— REQUIRED ACTION —
In the entries that follow, how many lines hold the string "plus"? Give only that number.

[[ THE INPUT open ]]

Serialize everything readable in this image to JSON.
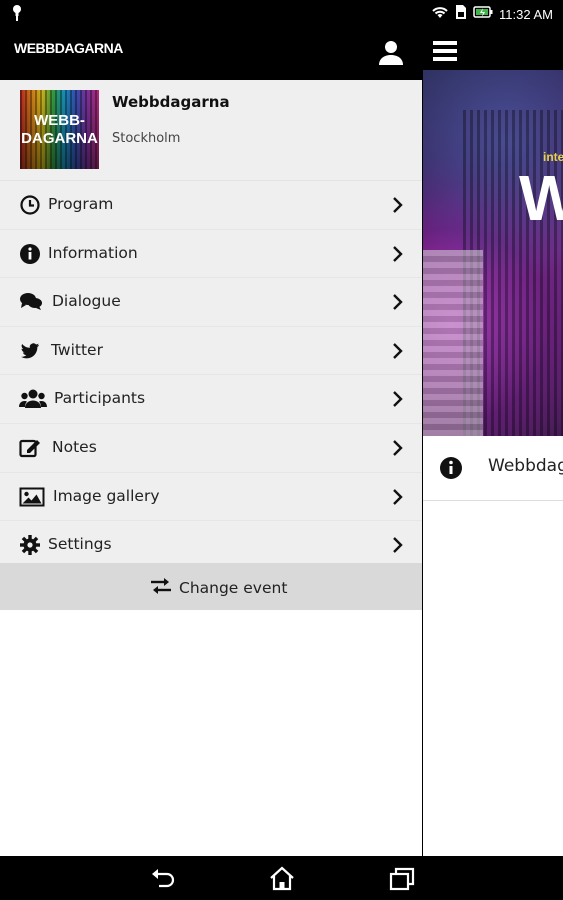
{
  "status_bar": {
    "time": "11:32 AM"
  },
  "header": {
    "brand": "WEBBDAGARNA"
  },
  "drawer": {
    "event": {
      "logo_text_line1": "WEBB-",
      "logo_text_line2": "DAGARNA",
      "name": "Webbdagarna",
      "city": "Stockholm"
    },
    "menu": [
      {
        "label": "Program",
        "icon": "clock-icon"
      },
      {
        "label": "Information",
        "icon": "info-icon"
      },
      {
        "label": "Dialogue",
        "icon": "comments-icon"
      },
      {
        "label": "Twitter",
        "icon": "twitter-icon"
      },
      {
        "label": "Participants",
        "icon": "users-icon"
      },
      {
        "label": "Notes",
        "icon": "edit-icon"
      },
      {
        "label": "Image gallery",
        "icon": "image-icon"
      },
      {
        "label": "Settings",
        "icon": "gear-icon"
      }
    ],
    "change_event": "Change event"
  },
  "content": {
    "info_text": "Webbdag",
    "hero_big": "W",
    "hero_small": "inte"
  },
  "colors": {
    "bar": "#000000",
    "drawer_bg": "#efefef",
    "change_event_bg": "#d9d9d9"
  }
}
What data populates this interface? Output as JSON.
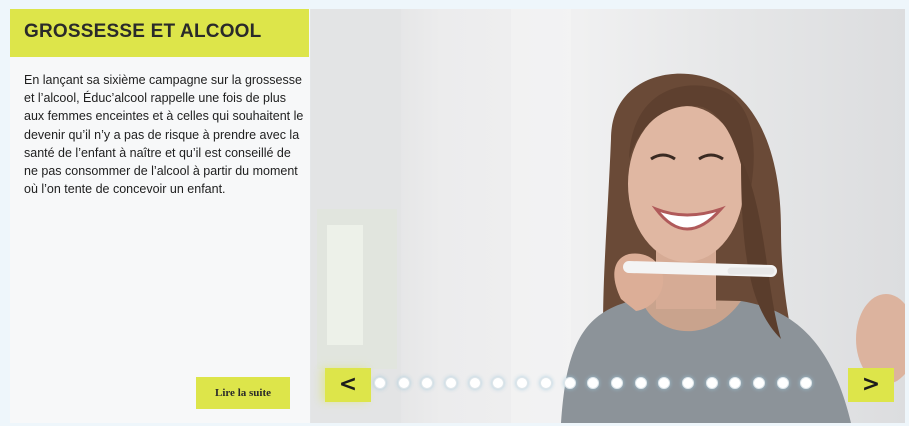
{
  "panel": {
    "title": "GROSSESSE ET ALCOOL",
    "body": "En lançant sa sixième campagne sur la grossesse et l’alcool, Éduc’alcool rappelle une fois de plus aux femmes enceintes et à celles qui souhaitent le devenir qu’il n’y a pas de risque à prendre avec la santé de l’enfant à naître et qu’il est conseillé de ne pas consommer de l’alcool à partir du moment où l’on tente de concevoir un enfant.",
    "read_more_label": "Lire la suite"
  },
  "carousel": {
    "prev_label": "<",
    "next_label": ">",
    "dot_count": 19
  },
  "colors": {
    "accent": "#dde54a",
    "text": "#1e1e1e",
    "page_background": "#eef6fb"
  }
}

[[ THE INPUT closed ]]
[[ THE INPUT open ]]

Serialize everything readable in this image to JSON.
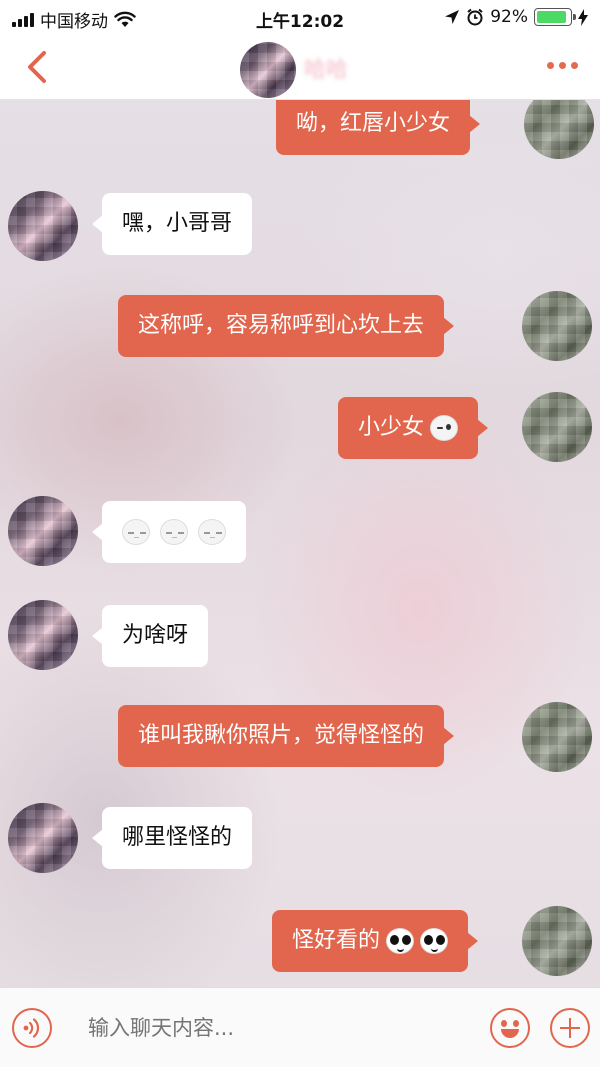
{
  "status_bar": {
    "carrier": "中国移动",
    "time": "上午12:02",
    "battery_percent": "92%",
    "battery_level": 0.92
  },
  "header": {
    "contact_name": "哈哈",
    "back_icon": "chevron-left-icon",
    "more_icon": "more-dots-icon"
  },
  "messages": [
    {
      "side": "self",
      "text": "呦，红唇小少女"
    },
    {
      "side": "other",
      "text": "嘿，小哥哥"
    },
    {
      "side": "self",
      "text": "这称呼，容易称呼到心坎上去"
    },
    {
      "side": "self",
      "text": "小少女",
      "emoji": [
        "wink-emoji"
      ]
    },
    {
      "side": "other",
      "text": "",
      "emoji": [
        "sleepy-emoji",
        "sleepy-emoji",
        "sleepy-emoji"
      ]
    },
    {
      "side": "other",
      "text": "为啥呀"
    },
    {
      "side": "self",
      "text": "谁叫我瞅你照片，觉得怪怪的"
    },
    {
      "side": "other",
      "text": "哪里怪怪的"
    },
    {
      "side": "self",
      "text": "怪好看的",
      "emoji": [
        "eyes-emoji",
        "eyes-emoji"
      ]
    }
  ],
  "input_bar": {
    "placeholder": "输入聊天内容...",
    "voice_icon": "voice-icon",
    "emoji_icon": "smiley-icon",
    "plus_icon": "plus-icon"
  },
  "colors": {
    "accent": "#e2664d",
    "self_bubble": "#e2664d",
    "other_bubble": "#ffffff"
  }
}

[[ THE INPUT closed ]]

— RESPONSE TO THIS EXERCISE —
2